Design:A cross-sectional design. Female adolescents who have had a steady male sexual partner in the past 3 months (N= 375) were recruited as participants.
Methods:Questionnaires including demographic data, sexual history, contraceptive behavior, self-efficacy for contraception, perceptions of support from sexual partner for contraception, and perceptions of relationship power were submitted anonymously for this study.
Findings:Participants who had their first sexual experience at less than 14 years of age and were from one-parent families had the least comprehensive contraceptive behavior than did other participants. Number of steady sexual partners was significantly negatively correlated with contraceptive behavior. Self-efficacy, perceptions of support from sexual partner for contraception, and relationship power all were positively correlated with contraceptive behavior. The important explanatory variables of contraceptive behavior were self-efficacy, age of first sexual intercourse, intervals between sexual intercourse, and perceptions of support from sexual partner for contraception. These accounted for 39.1% of variance in contraceptive behavior.
Conclusions:Intrapersonal factors (self-efficacy, age of first sexual intercourse, and intervals between sexual intercourse) were more important than were partner factors (perceptions of support from sexual partners for contraception and relationship power) in influencing contraceptive behavior among sexually active female adolescents in Taiwan.
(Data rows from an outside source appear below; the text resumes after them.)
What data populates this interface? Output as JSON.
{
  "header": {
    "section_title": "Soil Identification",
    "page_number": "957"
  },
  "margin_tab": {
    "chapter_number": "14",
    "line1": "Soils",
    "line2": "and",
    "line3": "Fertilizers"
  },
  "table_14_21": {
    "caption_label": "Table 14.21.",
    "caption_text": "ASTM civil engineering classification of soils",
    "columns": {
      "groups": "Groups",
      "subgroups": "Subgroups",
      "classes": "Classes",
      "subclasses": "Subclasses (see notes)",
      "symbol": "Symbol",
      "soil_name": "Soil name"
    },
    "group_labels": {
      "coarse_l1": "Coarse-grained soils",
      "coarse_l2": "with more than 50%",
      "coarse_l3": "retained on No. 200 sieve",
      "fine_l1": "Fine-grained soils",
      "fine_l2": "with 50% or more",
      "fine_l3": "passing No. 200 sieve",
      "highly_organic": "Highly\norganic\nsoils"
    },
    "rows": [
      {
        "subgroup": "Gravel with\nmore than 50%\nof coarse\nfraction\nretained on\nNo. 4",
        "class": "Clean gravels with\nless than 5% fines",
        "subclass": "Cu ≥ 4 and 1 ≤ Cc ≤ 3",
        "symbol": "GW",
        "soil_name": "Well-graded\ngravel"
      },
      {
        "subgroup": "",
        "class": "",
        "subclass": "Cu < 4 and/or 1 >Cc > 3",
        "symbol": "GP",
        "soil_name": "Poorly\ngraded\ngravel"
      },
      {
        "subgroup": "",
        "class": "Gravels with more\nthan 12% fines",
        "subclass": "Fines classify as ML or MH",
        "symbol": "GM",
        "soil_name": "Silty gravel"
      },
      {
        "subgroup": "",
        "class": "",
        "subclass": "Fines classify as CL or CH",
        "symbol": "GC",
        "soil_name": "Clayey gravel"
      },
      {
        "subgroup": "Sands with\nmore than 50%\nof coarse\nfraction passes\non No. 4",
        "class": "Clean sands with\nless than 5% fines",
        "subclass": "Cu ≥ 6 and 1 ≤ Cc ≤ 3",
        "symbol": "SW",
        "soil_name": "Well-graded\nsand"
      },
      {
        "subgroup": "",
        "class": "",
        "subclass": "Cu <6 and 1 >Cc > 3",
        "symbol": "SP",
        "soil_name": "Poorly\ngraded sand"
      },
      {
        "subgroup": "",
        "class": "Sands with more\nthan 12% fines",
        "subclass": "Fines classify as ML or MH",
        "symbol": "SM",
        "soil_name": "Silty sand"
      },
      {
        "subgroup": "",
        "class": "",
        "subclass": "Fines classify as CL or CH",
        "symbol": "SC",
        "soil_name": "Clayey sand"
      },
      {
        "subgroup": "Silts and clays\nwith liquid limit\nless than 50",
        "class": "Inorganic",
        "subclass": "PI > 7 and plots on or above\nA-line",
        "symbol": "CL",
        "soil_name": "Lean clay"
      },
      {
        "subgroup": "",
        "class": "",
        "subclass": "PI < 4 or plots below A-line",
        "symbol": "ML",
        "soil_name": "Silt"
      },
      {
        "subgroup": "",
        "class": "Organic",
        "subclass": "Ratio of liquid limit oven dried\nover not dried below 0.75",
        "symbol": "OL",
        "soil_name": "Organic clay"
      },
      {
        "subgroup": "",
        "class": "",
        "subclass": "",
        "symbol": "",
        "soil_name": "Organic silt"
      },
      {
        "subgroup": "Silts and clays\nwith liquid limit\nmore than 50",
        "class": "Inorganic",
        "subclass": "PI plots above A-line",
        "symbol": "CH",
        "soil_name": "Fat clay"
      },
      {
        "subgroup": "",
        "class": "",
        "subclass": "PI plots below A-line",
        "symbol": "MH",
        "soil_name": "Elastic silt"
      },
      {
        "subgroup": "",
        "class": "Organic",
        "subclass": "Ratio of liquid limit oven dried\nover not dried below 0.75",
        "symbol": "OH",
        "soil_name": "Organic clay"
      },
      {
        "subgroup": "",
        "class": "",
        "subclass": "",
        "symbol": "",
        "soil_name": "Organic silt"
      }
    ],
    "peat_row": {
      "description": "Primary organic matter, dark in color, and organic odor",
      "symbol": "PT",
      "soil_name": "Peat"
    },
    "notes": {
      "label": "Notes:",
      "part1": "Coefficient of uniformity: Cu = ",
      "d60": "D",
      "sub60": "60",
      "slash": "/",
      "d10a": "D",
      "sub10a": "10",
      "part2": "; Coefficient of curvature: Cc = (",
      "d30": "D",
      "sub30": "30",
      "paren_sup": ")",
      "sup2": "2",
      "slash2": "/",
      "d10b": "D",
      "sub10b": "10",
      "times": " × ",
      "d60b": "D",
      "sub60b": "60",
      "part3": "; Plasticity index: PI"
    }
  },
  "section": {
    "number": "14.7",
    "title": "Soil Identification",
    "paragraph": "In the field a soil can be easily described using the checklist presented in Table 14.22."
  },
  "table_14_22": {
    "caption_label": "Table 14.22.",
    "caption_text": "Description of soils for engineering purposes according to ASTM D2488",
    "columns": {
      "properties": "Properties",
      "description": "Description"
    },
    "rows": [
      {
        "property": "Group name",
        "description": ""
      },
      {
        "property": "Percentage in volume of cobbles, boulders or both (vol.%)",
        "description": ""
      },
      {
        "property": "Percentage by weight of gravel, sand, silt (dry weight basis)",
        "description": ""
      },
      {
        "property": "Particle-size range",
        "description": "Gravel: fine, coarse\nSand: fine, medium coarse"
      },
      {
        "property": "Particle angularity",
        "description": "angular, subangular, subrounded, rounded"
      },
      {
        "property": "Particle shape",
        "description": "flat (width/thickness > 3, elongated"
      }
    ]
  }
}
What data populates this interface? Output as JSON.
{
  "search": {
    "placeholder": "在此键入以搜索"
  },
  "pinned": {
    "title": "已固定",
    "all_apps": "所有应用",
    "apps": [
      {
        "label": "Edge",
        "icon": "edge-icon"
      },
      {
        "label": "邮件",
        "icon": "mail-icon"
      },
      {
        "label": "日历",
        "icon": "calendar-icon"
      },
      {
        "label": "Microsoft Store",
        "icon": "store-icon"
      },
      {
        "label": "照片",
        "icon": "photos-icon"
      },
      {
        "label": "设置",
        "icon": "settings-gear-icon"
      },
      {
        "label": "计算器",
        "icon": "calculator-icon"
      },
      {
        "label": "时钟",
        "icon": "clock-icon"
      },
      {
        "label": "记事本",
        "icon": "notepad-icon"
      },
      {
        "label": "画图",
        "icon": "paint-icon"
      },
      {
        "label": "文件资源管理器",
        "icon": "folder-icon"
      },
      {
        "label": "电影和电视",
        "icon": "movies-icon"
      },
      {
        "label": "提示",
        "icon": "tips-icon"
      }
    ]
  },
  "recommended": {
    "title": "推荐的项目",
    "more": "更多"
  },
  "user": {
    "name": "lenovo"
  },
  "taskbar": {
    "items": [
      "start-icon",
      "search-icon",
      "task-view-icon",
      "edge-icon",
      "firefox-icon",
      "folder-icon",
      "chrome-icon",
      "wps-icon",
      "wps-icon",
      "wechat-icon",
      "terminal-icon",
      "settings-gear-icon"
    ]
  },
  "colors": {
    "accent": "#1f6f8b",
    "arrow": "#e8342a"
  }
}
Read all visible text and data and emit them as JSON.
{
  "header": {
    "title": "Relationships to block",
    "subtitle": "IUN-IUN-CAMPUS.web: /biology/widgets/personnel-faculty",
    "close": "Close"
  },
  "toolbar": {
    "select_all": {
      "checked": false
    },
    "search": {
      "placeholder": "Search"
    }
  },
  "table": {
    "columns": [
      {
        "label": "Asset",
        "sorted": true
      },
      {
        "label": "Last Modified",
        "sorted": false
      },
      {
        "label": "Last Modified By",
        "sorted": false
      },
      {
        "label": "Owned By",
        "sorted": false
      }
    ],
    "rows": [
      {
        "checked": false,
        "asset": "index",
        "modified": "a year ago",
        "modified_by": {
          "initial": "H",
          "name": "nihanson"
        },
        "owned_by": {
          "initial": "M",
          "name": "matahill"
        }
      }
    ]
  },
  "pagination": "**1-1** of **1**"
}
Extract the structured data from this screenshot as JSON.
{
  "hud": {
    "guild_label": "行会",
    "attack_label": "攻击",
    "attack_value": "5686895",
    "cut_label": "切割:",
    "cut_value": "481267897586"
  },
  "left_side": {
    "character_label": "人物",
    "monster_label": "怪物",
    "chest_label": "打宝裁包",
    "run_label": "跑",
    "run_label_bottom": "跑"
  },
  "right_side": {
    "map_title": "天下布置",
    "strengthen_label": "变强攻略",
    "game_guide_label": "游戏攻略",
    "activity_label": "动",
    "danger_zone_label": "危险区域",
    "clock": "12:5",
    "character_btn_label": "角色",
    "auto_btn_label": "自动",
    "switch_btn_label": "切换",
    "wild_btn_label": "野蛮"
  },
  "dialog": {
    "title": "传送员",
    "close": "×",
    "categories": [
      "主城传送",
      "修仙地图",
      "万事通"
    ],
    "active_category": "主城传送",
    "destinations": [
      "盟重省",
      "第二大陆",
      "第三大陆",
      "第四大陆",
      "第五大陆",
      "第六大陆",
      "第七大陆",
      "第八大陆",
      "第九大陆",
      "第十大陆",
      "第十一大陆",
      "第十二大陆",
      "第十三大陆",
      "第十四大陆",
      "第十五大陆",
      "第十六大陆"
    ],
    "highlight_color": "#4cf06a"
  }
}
Clinical Relevance:Intervention to increase contraceptive behavior among female adolescents should be focused more on intrapersonal factors than on partner factors.